=== Data records for software interfaces ===

##########

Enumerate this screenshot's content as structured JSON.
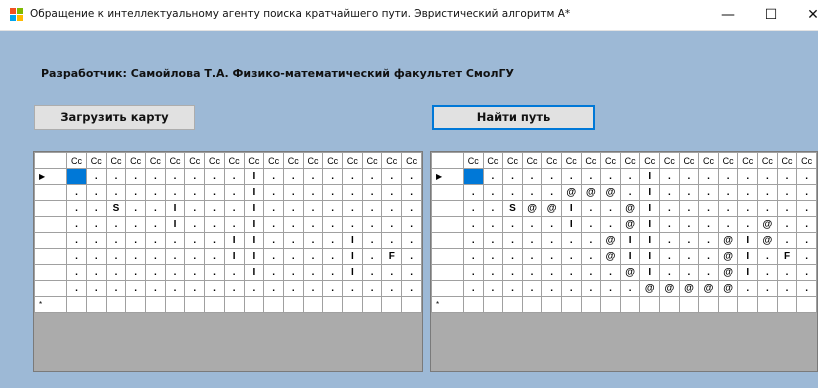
{
  "window": {
    "title": "Обращение к интеллектуальному агенту поиска кратчайшего пути. Эвристический алгоритм А*",
    "controls": {
      "minimize": "—",
      "maximize": "☐",
      "close": "✕"
    }
  },
  "developer_label": "Разработчик: Самойлова Т.А. Физико-математический факультет СмолГУ",
  "buttons": {
    "load_map": "Загрузить карту",
    "find_path": "Найти путь"
  },
  "left_grid": {
    "columns": [
      "Cc",
      "Cc",
      "Cc",
      "Cc",
      "Cc",
      "Cc",
      "Cc",
      "Cc",
      "Cc",
      "Cc",
      "Cc",
      "Cc",
      "Cc",
      "Cc",
      "Cc",
      "Cc",
      "Cc",
      "Cc"
    ],
    "row_markers": [
      "▶",
      "",
      "",
      "",
      "",
      "",
      "",
      "",
      "*"
    ],
    "rows": [
      [
        "",
        ".",
        ".",
        ".",
        ".",
        ".",
        ".",
        ".",
        ".",
        "I",
        ".",
        ".",
        ".",
        ".",
        ".",
        ".",
        ".",
        "."
      ],
      [
        ".",
        ".",
        ".",
        ".",
        ".",
        ".",
        ".",
        ".",
        ".",
        "I",
        ".",
        ".",
        ".",
        ".",
        ".",
        ".",
        ".",
        "."
      ],
      [
        ".",
        ".",
        "S",
        ".",
        ".",
        "I",
        ".",
        ".",
        ".",
        "I",
        ".",
        ".",
        ".",
        ".",
        ".",
        ".",
        ".",
        "."
      ],
      [
        ".",
        ".",
        ".",
        ".",
        ".",
        "I",
        ".",
        ".",
        ".",
        "I",
        ".",
        ".",
        ".",
        ".",
        ".",
        ".",
        ".",
        "."
      ],
      [
        ".",
        ".",
        ".",
        ".",
        ".",
        ".",
        ".",
        ".",
        "I",
        "I",
        ".",
        ".",
        ".",
        ".",
        "I",
        ".",
        ".",
        "."
      ],
      [
        ".",
        ".",
        ".",
        ".",
        ".",
        ".",
        ".",
        ".",
        "I",
        "I",
        ".",
        ".",
        ".",
        ".",
        "I",
        ".",
        "F",
        "."
      ],
      [
        ".",
        ".",
        ".",
        ".",
        ".",
        ".",
        ".",
        ".",
        ".",
        "I",
        ".",
        ".",
        ".",
        ".",
        "I",
        ".",
        ".",
        "."
      ],
      [
        ".",
        ".",
        ".",
        ".",
        ".",
        ".",
        ".",
        ".",
        ".",
        ".",
        ".",
        ".",
        ".",
        ".",
        ".",
        ".",
        ".",
        "."
      ]
    ]
  },
  "right_grid": {
    "columns": [
      "Cc",
      "Cc",
      "Cc",
      "Cc",
      "Cc",
      "Cc",
      "Cc",
      "Cc",
      "Cc",
      "Cc",
      "Cc",
      "Cc",
      "Cc",
      "Cc",
      "Cc",
      "Cc",
      "Cc",
      "Cc"
    ],
    "row_markers": [
      "▶",
      "",
      "",
      "",
      "",
      "",
      "",
      "",
      "*"
    ],
    "rows": [
      [
        "",
        ".",
        ".",
        ".",
        ".",
        ".",
        ".",
        ".",
        ".",
        "I",
        ".",
        ".",
        ".",
        ".",
        ".",
        ".",
        ".",
        "."
      ],
      [
        ".",
        ".",
        ".",
        ".",
        ".",
        "@",
        "@",
        "@",
        ".",
        "I",
        ".",
        ".",
        ".",
        ".",
        ".",
        ".",
        ".",
        "."
      ],
      [
        ".",
        ".",
        "S",
        "@",
        "@",
        "I",
        ".",
        ".",
        "@",
        "I",
        ".",
        ".",
        ".",
        ".",
        ".",
        ".",
        ".",
        "."
      ],
      [
        ".",
        ".",
        ".",
        ".",
        ".",
        "I",
        ".",
        ".",
        "@",
        "I",
        ".",
        ".",
        ".",
        ".",
        ".",
        "@",
        ".",
        "."
      ],
      [
        ".",
        ".",
        ".",
        ".",
        ".",
        ".",
        ".",
        "@",
        "I",
        "I",
        ".",
        ".",
        ".",
        "@",
        "I",
        "@",
        ".",
        "."
      ],
      [
        ".",
        ".",
        ".",
        ".",
        ".",
        ".",
        ".",
        "@",
        "I",
        "I",
        ".",
        ".",
        ".",
        "@",
        "I",
        ".",
        "F",
        "."
      ],
      [
        ".",
        ".",
        ".",
        ".",
        ".",
        ".",
        ".",
        ".",
        "@",
        "I",
        ".",
        ".",
        ".",
        "@",
        "I",
        ".",
        ".",
        "."
      ],
      [
        ".",
        ".",
        ".",
        ".",
        ".",
        ".",
        ".",
        ".",
        ".",
        "@",
        "@",
        "@",
        "@",
        "@",
        ".",
        ".",
        ".",
        "."
      ]
    ]
  }
}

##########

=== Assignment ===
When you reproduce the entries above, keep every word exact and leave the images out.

=== Written solution ===
Enumerate this screenshot's content as structured JSON.
{
  "window": {
    "title": "Обращение к интеллектуальному агенту поиска кратчайшего пути. Эвристический алгоритм А*",
    "controls": {
      "minimize": "—",
      "maximize": "☐",
      "close": "✕"
    }
  },
  "developer_label": "Разработчик: Самойлова Т.А. Физико-математический факультет СмолГУ",
  "buttons": {
    "load_map": "Загрузить карту",
    "find_path": "Найти путь"
  },
  "left_grid": {
    "columns": [
      "Cc",
      "Cc",
      "Cc",
      "Cc",
      "Cc",
      "Cc",
      "Cc",
      "Cc",
      "Cc",
      "Cc",
      "Cc",
      "Cc",
      "Cc",
      "Cc",
      "Cc",
      "Cc",
      "Cc",
      "Cc"
    ],
    "row_markers": [
      "▶",
      "",
      "",
      "",
      "",
      "",
      "",
      "",
      "*"
    ],
    "rows": [
      [
        "",
        ".",
        ".",
        ".",
        ".",
        ".",
        ".",
        ".",
        ".",
        "I",
        ".",
        ".",
        ".",
        ".",
        ".",
        ".",
        ".",
        "."
      ],
      [
        ".",
        ".",
        ".",
        ".",
        ".",
        ".",
        ".",
        ".",
        ".",
        "I",
        ".",
        ".",
        ".",
        ".",
        ".",
        ".",
        ".",
        "."
      ],
      [
        ".",
        ".",
        "S",
        ".",
        ".",
        "I",
        ".",
        ".",
        ".",
        "I",
        ".",
        ".",
        ".",
        ".",
        ".",
        ".",
        ".",
        "."
      ],
      [
        ".",
        ".",
        ".",
        ".",
        ".",
        "I",
        ".",
        ".",
        ".",
        "I",
        ".",
        ".",
        ".",
        ".",
        ".",
        ".",
        ".",
        "."
      ],
      [
        ".",
        ".",
        ".",
        ".",
        ".",
        ".",
        ".",
        ".",
        "I",
        "I",
        ".",
        ".",
        ".",
        ".",
        "I",
        ".",
        ".",
        "."
      ],
      [
        ".",
        ".",
        ".",
        ".",
        ".",
        ".",
        ".",
        ".",
        "I",
        "I",
        ".",
        ".",
        ".",
        ".",
        "I",
        ".",
        "F",
        "."
      ],
      [
        ".",
        ".",
        ".",
        ".",
        ".",
        ".",
        ".",
        ".",
        ".",
        "I",
        ".",
        ".",
        ".",
        ".",
        "I",
        ".",
        ".",
        "."
      ],
      [
        ".",
        ".",
        ".",
        ".",
        ".",
        ".",
        ".",
        ".",
        ".",
        ".",
        ".",
        ".",
        ".",
        ".",
        ".",
        ".",
        ".",
        "."
      ]
    ]
  },
  "right_grid": {
    "columns": [
      "Cc",
      "Cc",
      "Cc",
      "Cc",
      "Cc",
      "Cc",
      "Cc",
      "Cc",
      "Cc",
      "Cc",
      "Cc",
      "Cc",
      "Cc",
      "Cc",
      "Cc",
      "Cc",
      "Cc",
      "Cc"
    ],
    "row_markers": [
      "▶",
      "",
      "",
      "",
      "",
      "",
      "",
      "",
      "*"
    ],
    "rows": [
      [
        "",
        ".",
        ".",
        ".",
        ".",
        ".",
        ".",
        ".",
        ".",
        "I",
        ".",
        ".",
        ".",
        ".",
        ".",
        ".",
        ".",
        "."
      ],
      [
        ".",
        ".",
        ".",
        ".",
        ".",
        "@",
        "@",
        "@",
        ".",
        "I",
        ".",
        ".",
        ".",
        ".",
        ".",
        ".",
        ".",
        "."
      ],
      [
        ".",
        ".",
        "S",
        "@",
        "@",
        "I",
        ".",
        ".",
        "@",
        "I",
        ".",
        ".",
        ".",
        ".",
        ".",
        ".",
        ".",
        "."
      ],
      [
        ".",
        ".",
        ".",
        ".",
        ".",
        "I",
        ".",
        ".",
        "@",
        "I",
        ".",
        ".",
        ".",
        ".",
        ".",
        "@",
        ".",
        "."
      ],
      [
        ".",
        ".",
        ".",
        ".",
        ".",
        ".",
        ".",
        "@",
        "I",
        "I",
        ".",
        ".",
        ".",
        "@",
        "I",
        "@",
        ".",
        "."
      ],
      [
        ".",
        ".",
        ".",
        ".",
        ".",
        ".",
        ".",
        "@",
        "I",
        "I",
        ".",
        ".",
        ".",
        "@",
        "I",
        ".",
        "F",
        "."
      ],
      [
        ".",
        ".",
        ".",
        ".",
        ".",
        ".",
        ".",
        ".",
        "@",
        "I",
        ".",
        ".",
        ".",
        "@",
        "I",
        ".",
        ".",
        "."
      ],
      [
        ".",
        ".",
        ".",
        ".",
        ".",
        ".",
        ".",
        ".",
        ".",
        "@",
        "@",
        "@",
        "@",
        "@",
        ".",
        ".",
        ".",
        "."
      ]
    ]
  }
}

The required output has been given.